infection/ inflammation in the innerlining of your heart.
What is Endocarditis?
Endocarditis occurs when there is infection or inflammation in the innerlining of the heart, which is called the endocardium. This heart disease can effect both children and adults, but it is more common in men than women. People with prior heart problems are more prone to getting the infection.
Various tests may be necessary for the diagnosis:
- Blood tests. This test can identify bacteria in the bloodstream. Blood tests can identify certain conditions, including anemia — a shortage of healthy red blood cells that can be a sign of endocarditis.
- Transesophageal echocardiogram. An echocardiogram uses sound waves to produce images of your heart at work. This type of echocardiogram allows for a closer look at your heart valves.
Electrocardiogram (ECG). During an ECG, sensors that can detect the electrical activity of your heart are attached to your chest. An ECG measures the timing and duration of each electrical phase in your heartbeat.
Chest X-ray. X-ray images help your doctor view the condition of your lungs and heart.
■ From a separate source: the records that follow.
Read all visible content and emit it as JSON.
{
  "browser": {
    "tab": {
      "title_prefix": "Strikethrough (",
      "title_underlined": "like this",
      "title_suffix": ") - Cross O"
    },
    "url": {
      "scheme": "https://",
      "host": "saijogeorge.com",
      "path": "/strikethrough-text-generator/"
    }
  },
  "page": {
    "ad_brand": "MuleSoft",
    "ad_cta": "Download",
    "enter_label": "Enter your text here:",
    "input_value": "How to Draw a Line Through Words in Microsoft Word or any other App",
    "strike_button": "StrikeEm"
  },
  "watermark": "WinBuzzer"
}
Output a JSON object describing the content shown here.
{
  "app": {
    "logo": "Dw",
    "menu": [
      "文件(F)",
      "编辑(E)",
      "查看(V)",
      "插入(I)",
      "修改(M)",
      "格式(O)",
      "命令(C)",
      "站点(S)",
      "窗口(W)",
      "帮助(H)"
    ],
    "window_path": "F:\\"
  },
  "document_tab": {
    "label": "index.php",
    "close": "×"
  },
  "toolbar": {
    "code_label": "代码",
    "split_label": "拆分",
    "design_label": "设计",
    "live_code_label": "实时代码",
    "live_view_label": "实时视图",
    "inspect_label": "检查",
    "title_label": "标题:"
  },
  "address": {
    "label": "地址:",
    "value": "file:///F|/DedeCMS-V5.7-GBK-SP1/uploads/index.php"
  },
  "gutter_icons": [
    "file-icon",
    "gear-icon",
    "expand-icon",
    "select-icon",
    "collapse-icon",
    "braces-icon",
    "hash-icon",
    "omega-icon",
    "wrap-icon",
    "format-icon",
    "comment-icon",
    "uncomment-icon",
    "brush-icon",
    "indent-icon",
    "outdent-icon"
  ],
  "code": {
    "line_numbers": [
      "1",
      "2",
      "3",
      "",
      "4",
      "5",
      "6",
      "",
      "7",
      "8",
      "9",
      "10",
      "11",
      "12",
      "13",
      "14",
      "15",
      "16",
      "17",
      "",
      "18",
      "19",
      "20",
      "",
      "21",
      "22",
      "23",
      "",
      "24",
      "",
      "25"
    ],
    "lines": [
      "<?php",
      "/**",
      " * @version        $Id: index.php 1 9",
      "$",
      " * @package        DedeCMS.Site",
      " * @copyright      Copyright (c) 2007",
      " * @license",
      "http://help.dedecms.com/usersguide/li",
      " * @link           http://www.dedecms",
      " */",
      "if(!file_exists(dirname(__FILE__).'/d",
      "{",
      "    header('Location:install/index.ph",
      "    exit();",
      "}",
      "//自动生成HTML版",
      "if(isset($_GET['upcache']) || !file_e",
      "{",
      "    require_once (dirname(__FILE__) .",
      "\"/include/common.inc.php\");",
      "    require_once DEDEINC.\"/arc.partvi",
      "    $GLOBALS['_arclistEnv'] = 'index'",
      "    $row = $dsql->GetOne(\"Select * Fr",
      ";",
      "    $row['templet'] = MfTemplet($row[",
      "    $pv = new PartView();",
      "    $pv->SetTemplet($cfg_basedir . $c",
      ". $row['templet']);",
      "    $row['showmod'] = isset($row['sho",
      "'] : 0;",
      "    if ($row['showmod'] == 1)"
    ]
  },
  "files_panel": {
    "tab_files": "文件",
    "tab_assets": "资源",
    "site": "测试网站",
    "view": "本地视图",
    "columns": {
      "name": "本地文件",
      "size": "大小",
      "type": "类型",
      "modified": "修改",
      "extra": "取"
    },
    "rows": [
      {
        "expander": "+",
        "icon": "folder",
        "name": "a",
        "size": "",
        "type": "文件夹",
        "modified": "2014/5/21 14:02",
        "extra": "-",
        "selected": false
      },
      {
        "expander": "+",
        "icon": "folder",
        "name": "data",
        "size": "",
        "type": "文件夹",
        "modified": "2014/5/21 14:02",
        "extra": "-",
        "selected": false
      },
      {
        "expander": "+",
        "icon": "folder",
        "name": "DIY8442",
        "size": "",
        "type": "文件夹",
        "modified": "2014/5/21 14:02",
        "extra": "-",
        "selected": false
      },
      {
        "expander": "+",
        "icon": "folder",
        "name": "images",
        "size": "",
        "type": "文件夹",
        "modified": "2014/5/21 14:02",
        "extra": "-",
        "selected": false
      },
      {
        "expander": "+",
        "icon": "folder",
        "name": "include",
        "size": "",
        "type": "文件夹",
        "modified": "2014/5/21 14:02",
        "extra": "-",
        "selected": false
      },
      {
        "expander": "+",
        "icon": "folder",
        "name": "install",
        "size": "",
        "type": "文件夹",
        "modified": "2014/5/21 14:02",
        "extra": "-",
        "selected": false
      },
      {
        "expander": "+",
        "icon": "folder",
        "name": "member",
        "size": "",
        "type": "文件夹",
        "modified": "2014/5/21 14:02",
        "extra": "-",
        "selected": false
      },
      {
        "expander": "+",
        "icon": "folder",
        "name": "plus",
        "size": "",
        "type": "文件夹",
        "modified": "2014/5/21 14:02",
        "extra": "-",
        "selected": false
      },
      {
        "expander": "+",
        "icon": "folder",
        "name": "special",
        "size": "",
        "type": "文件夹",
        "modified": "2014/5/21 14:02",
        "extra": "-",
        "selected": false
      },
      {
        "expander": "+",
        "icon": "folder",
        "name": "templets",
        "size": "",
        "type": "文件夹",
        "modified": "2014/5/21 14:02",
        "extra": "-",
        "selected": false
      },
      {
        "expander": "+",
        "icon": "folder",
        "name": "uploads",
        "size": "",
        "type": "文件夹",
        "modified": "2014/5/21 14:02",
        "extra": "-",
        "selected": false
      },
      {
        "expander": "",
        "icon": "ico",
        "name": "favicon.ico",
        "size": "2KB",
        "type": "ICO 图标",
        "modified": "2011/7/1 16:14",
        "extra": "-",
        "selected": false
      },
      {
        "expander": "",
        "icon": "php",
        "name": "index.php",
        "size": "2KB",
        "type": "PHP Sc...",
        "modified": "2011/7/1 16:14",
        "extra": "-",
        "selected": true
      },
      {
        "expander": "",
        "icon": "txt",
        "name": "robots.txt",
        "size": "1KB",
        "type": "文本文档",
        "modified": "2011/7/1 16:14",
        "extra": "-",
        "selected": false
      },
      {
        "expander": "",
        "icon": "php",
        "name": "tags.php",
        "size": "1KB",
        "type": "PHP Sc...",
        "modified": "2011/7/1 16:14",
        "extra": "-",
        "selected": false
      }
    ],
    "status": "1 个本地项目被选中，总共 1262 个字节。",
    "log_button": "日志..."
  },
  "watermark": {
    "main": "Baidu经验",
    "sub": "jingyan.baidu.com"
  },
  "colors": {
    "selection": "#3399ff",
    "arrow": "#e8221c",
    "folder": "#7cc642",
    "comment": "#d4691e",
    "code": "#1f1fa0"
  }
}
The images are able to show how endocarditis has effected your heart or check to see if the infection has spread to your lungs.
- Computerized tomography (CT) scan or magnetic resonance imaging (MRI). A CT or MRI scan of your brain, chest or other parts of your body may be tested if your doctor thinks that infection has spread.
- The first line of treatment is antibiotics. The antibiotics can be administered through an IV and orally.
- If heart valves are affected by the infection, surgery is necessary to treat persistent infection or to replace a damaged valve.
- Those whose endocarditis affects their right side have a better outlook than those whose endocarditis affects their left side.
Complications of having endocarditis are...
- Congestive heart failure
- Floating blood clots (emboli)
- Kidney problems